- Work required
Copy out each line of the data that holds the word "JSON".

Interface dataset entries:
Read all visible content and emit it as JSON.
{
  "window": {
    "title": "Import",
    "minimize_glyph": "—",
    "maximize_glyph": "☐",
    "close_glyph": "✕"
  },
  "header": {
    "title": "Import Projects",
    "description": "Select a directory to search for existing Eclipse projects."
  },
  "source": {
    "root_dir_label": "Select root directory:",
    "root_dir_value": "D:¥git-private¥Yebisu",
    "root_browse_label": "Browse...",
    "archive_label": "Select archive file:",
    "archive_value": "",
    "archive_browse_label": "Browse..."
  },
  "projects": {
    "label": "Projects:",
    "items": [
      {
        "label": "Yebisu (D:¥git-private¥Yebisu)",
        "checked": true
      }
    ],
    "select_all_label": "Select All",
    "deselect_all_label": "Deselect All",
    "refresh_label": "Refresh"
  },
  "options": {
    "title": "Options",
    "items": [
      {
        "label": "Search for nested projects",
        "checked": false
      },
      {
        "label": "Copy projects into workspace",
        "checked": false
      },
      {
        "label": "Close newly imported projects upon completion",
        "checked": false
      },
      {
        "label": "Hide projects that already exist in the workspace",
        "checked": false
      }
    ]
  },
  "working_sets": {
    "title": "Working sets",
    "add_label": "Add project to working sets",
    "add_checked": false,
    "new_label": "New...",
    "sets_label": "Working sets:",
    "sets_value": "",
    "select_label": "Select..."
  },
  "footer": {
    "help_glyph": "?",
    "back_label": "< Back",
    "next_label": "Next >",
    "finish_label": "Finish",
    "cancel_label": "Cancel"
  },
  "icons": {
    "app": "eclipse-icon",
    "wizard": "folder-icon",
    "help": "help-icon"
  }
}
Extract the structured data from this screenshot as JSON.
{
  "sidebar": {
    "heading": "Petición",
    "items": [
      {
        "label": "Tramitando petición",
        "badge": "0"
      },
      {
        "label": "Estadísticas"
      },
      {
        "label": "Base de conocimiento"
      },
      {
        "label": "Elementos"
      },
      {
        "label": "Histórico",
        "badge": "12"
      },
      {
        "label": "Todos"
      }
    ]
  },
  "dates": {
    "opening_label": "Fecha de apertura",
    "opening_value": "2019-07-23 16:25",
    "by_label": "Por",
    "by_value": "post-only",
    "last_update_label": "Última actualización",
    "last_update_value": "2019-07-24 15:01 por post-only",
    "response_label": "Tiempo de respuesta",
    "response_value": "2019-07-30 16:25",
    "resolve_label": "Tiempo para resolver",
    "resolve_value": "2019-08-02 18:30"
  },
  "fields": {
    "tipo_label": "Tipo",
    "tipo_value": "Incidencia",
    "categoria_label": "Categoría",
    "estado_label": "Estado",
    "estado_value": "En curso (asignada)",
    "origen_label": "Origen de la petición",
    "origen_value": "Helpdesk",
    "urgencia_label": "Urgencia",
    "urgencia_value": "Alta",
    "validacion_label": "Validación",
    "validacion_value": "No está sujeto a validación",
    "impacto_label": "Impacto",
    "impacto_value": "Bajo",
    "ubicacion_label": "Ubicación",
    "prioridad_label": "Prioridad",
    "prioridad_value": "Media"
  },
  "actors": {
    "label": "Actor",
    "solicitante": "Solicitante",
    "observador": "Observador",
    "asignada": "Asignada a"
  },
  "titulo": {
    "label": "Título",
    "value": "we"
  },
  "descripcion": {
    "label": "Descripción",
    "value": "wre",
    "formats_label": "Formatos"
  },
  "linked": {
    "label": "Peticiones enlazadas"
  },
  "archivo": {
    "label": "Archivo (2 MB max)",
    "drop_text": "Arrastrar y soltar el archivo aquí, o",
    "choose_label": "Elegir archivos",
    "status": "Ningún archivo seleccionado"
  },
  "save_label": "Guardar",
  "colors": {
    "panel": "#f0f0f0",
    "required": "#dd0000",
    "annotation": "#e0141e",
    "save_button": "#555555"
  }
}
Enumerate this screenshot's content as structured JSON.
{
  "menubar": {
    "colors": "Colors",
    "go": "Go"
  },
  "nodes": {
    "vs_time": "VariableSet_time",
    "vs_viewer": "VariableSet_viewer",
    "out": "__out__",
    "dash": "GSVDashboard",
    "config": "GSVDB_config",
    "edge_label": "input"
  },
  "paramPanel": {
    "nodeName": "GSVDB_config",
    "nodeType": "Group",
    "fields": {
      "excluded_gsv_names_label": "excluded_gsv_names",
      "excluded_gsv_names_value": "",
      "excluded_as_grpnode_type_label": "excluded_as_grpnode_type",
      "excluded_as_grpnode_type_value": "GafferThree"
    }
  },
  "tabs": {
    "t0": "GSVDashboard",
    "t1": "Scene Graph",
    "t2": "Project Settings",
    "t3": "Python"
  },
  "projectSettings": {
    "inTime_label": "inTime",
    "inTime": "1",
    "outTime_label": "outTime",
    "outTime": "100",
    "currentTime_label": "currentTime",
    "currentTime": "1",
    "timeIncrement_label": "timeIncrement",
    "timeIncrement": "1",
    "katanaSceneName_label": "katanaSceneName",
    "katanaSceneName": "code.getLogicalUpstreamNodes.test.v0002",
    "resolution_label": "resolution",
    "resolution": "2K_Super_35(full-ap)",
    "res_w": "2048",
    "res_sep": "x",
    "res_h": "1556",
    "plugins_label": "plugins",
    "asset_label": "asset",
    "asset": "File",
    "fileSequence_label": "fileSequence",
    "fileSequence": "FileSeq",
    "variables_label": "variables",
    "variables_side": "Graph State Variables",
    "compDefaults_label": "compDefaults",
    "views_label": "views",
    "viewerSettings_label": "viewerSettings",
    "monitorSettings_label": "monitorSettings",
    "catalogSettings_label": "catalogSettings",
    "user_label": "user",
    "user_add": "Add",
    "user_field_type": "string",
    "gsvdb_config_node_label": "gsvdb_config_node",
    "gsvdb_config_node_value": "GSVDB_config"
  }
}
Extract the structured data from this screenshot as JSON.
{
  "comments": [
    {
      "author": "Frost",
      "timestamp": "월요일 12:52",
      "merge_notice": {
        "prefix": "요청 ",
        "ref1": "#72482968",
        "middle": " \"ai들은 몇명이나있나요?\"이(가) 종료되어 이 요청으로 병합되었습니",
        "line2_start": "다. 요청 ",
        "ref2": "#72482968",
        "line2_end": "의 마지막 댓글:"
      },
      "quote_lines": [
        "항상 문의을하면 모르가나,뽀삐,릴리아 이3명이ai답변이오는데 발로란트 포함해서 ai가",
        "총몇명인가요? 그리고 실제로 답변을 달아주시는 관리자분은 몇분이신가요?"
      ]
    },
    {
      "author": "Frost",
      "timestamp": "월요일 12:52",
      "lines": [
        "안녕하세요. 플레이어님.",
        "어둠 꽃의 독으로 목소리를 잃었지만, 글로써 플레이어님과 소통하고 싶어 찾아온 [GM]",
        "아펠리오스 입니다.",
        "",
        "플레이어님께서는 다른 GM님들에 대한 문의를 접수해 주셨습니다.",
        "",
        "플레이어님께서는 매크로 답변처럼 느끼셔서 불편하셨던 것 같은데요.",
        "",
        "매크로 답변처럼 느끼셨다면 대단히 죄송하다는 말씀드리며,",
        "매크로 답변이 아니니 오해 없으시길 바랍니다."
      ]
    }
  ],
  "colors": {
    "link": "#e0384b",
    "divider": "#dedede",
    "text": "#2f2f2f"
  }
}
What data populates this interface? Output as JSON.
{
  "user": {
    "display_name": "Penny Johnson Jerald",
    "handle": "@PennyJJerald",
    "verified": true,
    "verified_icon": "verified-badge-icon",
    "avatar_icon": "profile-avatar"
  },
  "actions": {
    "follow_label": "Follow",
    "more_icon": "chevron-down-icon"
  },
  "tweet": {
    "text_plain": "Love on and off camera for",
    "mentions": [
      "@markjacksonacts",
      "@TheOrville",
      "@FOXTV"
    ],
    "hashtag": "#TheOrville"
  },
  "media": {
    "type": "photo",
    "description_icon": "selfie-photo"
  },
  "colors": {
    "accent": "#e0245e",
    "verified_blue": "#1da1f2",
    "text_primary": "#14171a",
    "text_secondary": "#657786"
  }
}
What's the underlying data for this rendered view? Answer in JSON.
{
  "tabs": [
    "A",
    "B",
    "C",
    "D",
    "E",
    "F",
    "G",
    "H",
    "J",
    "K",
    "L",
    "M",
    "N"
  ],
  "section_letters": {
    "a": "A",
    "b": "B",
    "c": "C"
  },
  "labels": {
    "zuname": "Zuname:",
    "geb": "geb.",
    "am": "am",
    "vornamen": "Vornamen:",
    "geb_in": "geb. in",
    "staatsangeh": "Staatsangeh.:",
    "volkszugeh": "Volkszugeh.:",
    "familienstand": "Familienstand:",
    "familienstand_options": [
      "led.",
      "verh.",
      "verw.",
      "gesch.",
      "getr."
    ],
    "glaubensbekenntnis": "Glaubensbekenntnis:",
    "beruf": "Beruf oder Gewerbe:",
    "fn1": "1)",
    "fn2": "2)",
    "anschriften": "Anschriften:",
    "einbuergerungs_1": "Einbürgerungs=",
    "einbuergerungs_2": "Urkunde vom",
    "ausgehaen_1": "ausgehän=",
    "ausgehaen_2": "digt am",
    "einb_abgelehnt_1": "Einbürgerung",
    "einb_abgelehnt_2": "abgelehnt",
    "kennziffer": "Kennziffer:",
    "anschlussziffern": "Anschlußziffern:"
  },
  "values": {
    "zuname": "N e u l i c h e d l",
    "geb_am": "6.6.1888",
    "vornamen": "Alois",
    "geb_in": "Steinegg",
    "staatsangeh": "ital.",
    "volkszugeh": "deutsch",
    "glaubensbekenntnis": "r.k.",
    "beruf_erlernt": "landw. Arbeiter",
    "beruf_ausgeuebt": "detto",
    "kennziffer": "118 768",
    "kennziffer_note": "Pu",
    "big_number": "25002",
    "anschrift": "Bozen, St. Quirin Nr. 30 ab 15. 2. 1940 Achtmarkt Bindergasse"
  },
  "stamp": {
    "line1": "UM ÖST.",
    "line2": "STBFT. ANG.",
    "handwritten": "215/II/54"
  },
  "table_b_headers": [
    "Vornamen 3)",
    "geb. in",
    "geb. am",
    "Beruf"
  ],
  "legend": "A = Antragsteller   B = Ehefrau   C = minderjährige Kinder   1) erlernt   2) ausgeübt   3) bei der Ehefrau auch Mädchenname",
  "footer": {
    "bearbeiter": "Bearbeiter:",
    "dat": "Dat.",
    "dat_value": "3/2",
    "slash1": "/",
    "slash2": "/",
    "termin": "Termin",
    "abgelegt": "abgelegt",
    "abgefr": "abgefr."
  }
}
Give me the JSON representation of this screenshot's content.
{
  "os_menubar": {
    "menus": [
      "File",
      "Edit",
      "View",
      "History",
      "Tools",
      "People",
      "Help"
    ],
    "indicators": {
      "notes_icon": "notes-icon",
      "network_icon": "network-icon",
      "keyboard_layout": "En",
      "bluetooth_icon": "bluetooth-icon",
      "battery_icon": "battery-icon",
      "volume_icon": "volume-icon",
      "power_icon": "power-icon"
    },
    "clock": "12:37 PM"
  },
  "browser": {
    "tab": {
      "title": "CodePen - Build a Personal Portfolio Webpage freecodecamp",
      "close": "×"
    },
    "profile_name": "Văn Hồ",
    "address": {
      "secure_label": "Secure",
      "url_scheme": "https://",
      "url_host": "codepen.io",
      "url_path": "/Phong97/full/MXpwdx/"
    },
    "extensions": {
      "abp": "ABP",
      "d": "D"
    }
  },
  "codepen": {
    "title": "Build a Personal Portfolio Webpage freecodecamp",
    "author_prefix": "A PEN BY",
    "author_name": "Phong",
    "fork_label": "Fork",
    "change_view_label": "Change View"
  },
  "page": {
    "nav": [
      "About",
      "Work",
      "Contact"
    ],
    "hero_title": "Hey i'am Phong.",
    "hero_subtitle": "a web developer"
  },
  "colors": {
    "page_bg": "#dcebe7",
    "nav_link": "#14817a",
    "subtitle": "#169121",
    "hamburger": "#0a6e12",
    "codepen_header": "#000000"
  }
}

- Answer area
Read all visible content and emit it as JSON.
Extract the structured data from this screenshot as JSON.
Enumerate this screenshot's content as structured JSON.
Extract the structured data from this screenshot as JSON.
What data populates this interface? Output as JSON.
What's the underlying data for this rendered view? Answer in JSON.
Give me the JSON representation of this screenshot's content.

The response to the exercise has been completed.